Colman Block Test • Patient is to stand on 2.5-4 cm block with heel and lateral border of the foot on the block. Bear full weight while the 1st, 2nd, and 3rd metatarsal hang freely into plantarflexion and pronation. Test is looking for hindfoot flexibility.
Calcaneocavus Hindfoot abnormalities No pronation of forefoot; no varus deformity of hindfoot Dorsiflexion of calcaneum Cavovarus Forefoot abnormalities Forefoot pronated and heel in varus Claw toes Two Common Patterns
Classification Systems • Mild • Longitudinal arch appears increased NWB • Longitudinal arch appears almost normal WB • Toes clawed NWB • Toes normal WB • Hindfoot varus
Moderate • Longitudinal arch increases NWB and WB • Claw toes NWB and WB • Calluses under prominent metatarsal head • Dorsiflexion limited • Forefoot plantarflexed on hindfoot
Severe • Calcaneos can’t pronate past 5 degrees varus • Heel in varus and foot in valgus • Decrease ROM in foot
Diagnostic Procedures • X-Ray foot • X-Ray Spine • Nerve Conduction Studies
Treatment • Orthodics • Corrective/Better Supporting Shoes • Stretch Achilles Tendon/Plantar Fascia • Surgical Procedures in severe cases
Return to Play • Arch Supports • Correct Shoes • Avoid Excessive Long Runs
References • Gallaspy, J.B. May J.D. Signs andSymptoms of Athletic Injuries. Mosby-Year Book: St. Louis,1996. p.406. • Arneheim, D. Prentice, W. Principles of Athletic Training. McGraw Hill: Boston. 2000. 10th ed. P464 • Greene, W.B. Essentials of Musculoskeletal Car. American Academy of Orthopedic Surgery. 2001 2nd ed.

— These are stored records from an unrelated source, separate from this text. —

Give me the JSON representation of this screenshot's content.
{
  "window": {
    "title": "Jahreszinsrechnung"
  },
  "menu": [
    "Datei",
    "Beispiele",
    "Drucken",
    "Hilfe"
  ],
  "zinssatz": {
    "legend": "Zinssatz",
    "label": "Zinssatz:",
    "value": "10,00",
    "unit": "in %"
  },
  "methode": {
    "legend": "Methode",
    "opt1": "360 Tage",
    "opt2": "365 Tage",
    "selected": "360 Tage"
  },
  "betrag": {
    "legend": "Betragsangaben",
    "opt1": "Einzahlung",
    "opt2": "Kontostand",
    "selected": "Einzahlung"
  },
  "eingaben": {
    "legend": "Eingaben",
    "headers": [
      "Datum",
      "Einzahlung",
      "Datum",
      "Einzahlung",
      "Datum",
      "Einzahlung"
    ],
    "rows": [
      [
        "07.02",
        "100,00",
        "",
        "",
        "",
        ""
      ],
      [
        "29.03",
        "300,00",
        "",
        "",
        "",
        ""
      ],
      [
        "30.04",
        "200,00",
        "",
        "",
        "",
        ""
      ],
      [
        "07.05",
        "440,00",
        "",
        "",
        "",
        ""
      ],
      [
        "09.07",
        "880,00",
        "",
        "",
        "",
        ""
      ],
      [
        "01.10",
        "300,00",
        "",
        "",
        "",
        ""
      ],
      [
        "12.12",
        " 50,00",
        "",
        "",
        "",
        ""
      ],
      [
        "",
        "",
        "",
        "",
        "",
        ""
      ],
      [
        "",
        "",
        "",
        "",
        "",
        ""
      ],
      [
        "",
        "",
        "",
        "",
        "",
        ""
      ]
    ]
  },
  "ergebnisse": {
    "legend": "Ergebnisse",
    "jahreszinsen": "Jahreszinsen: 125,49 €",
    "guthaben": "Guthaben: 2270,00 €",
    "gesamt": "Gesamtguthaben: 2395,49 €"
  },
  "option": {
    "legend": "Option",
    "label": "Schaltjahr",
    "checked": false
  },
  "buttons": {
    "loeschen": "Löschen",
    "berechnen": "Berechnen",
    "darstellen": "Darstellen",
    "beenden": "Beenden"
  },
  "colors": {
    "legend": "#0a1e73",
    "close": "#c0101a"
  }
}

www.sportsinjuryclinic.net/cybertherapist/front/foot/clawfoot.htmwww.sportsinjuryclinic.net/cybertherapist/front/foot/clawfoot.htm • www.emedicine.com/orthoped/topic539.htm • www.nlm.nih.gov/medlineplus/ency.article/001261.htm • www.ortho-u.net/011/203.htm